Although the structural asymmetries in the U.S.-Japan science and technology relationship appear to have a less harmful impact on particular U.S. companies and industries now than has been the case in the past, wide imbalances still exist. Opportunities for U.S. companies to fully participate in the Japanese market are still constrained in a number of high-technology industries. Statistics on personnel exchanges, technology licensing between unaffiliated companies, and other aspects of the relationship reflect continued asymmetries. Therefore, a clear focus by policymakers and corporate managers on addressing these asymmetries will continue to be important.
Japan-based companies, and most likely Japan as a location for research, innovation, and manufacturing, will remain formidable. Despite recent setbacks in competitiveness and technology development, the task force believes that Japanese companies will remain among the leading international competitors and collaborators for U.S. industry in a range of high technology manufacturing and service industries.
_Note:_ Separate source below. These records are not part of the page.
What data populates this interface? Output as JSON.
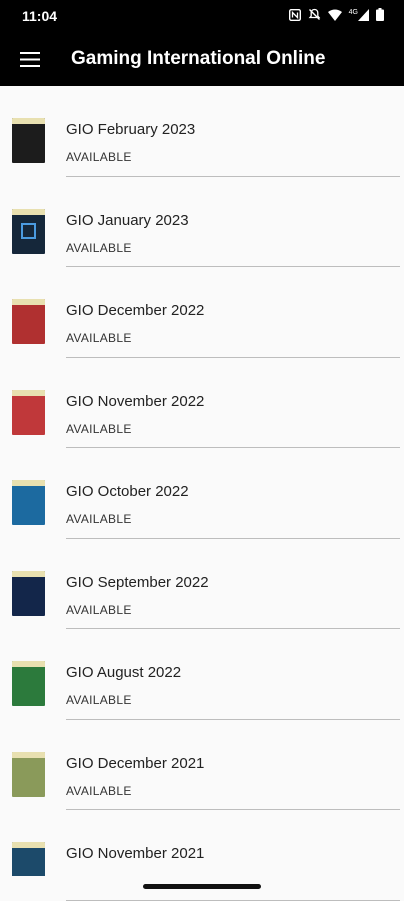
{
  "status_bar": {
    "time": "11:04",
    "icons": [
      "nfc-icon",
      "silent-icon",
      "wifi-icon",
      "network-4g-icon",
      "battery-icon"
    ],
    "network_label": "4G"
  },
  "app_bar": {
    "title": "Gaming International Online",
    "menu_icon": "hamburger-menu-icon"
  },
  "issues": [
    {
      "title": "GIO February 2023",
      "status": "AVAILABLE",
      "cover_color": "#1c1c1c"
    },
    {
      "title": "GIO January 2023",
      "status": "AVAILABLE",
      "cover_color": "#15273a"
    },
    {
      "title": "GIO December 2022",
      "status": "AVAILABLE",
      "cover_color": "#b03030"
    },
    {
      "title": "GIO November 2022",
      "status": "AVAILABLE",
      "cover_color": "#c0383a"
    },
    {
      "title": "GIO October 2022",
      "status": "AVAILABLE",
      "cover_color": "#1c6aa0"
    },
    {
      "title": "GIO September 2022",
      "status": "AVAILABLE",
      "cover_color": "#13264a"
    },
    {
      "title": "GIO August 2022",
      "status": "AVAILABLE",
      "cover_color": "#2c7a3c"
    },
    {
      "title": "GIO December 2021",
      "status": "AVAILABLE",
      "cover_color": "#8a9a5a"
    },
    {
      "title": "GIO November 2021",
      "status": "",
      "cover_color": "#1c4a6a"
    }
  ]
}
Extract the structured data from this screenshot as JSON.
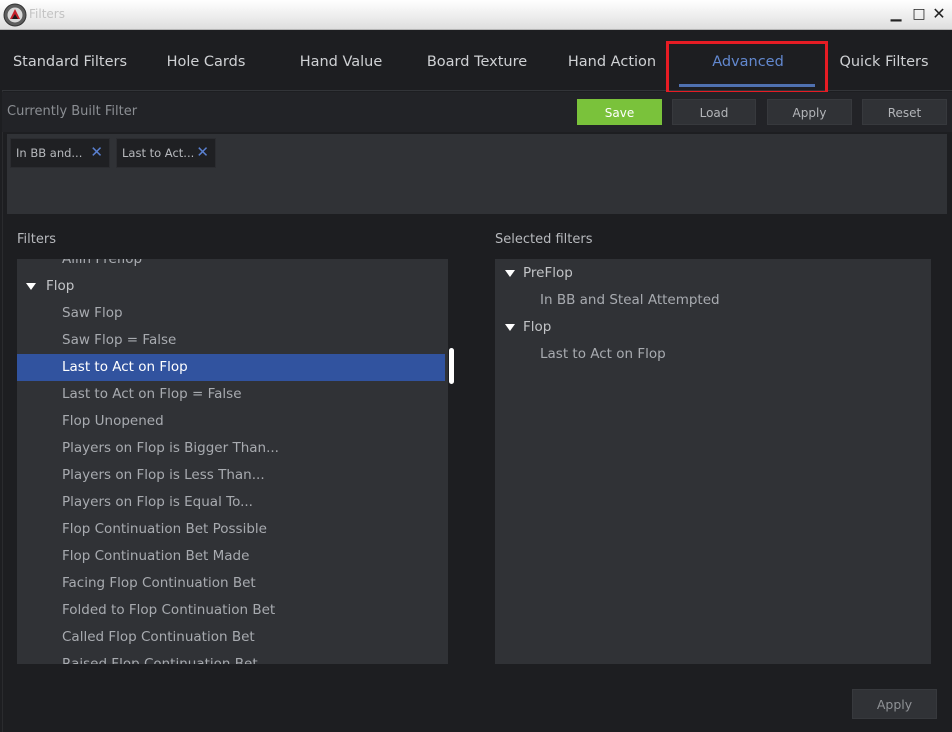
{
  "window": {
    "title": "Filters",
    "minimize": "▁",
    "maximize": "□",
    "close": "✕"
  },
  "tabs": [
    {
      "label": "Standard Filters",
      "active": false
    },
    {
      "label": "Hole Cards",
      "active": false
    },
    {
      "label": "Hand Value",
      "active": false
    },
    {
      "label": "Board Texture",
      "active": false
    },
    {
      "label": "Hand Action",
      "active": false
    },
    {
      "label": "Advanced",
      "active": true
    },
    {
      "label": "Quick Filters",
      "active": false
    }
  ],
  "built_filter": {
    "title": "Currently Built Filter",
    "buttons": {
      "save": "Save",
      "load": "Load",
      "apply": "Apply",
      "reset": "Reset"
    },
    "chips": [
      {
        "label": "In BB and...",
        "remove": "✕"
      },
      {
        "label": "Last to Act...",
        "remove": "✕"
      }
    ]
  },
  "filters_panel": {
    "title": "Filters",
    "items": [
      {
        "label": "Allin Preflop",
        "type": "item"
      },
      {
        "label": "Flop",
        "type": "group"
      },
      {
        "label": "Saw Flop",
        "type": "item"
      },
      {
        "label": "Saw Flop = False",
        "type": "item"
      },
      {
        "label": "Last to Act on Flop",
        "type": "item",
        "selected": true
      },
      {
        "label": "Last to Act on Flop = False",
        "type": "item"
      },
      {
        "label": "Flop Unopened",
        "type": "item"
      },
      {
        "label": "Players on Flop is Bigger Than...",
        "type": "item"
      },
      {
        "label": "Players on Flop is Less Than...",
        "type": "item"
      },
      {
        "label": "Players on Flop is Equal To...",
        "type": "item"
      },
      {
        "label": "Flop Continuation Bet Possible",
        "type": "item"
      },
      {
        "label": "Flop Continuation Bet Made",
        "type": "item"
      },
      {
        "label": "Facing Flop Continuation Bet",
        "type": "item"
      },
      {
        "label": "Folded to Flop Continuation Bet",
        "type": "item"
      },
      {
        "label": "Called Flop Continuation Bet",
        "type": "item"
      },
      {
        "label": "Raised Flop Continuation Bet",
        "type": "item"
      }
    ]
  },
  "selected_panel": {
    "title": "Selected filters",
    "items": [
      {
        "label": "PreFlop",
        "type": "group"
      },
      {
        "label": "In BB and Steal Attempted",
        "type": "item"
      },
      {
        "label": "Flop",
        "type": "group"
      },
      {
        "label": "Last to Act on Flop",
        "type": "item"
      }
    ]
  },
  "footer": {
    "apply": "Apply"
  },
  "colors": {
    "accent": "#6288cf",
    "save": "#7ac23b",
    "selection": "#31539f",
    "highlight": "#e61c24"
  }
}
The task force also believes that the current effort by the Japanese government to increase support for fundamental research will lead to noticeable gains in the depth, breadth, and quality of Japanese research over the next decade.
Future relations with Japan in science and technology can advance U.S. economic interests and involve greater mutual benefit than has been the case in the past, but formulating appropriate U.S. strategies requires a long-term perspective and consistent policy approach. Policymaking should include participation by U.S. industry. U.S. government and industry should aim over the long term to build domestic capabilities and international relationships in science, technology, and innovation that sustain and enhance wealth creation and high-wage employment in the United States. In particular, U.S. government and industry must continue efforts to build a more reciprocal U.S.-Japan science and technology relationship.
The key future challenges facing the United States and Japan in ensuring that international science and technology relationships enhance domestic economic performance lie in Asia. Although addressing issues related to Asian scientific and technological ascendancy is beyond the scope of this study, the task force believes that its priorities and recommendations for the U.S.-Japan relationship are broadly applicable to science and technology relations with other countries, including the countries of Asia.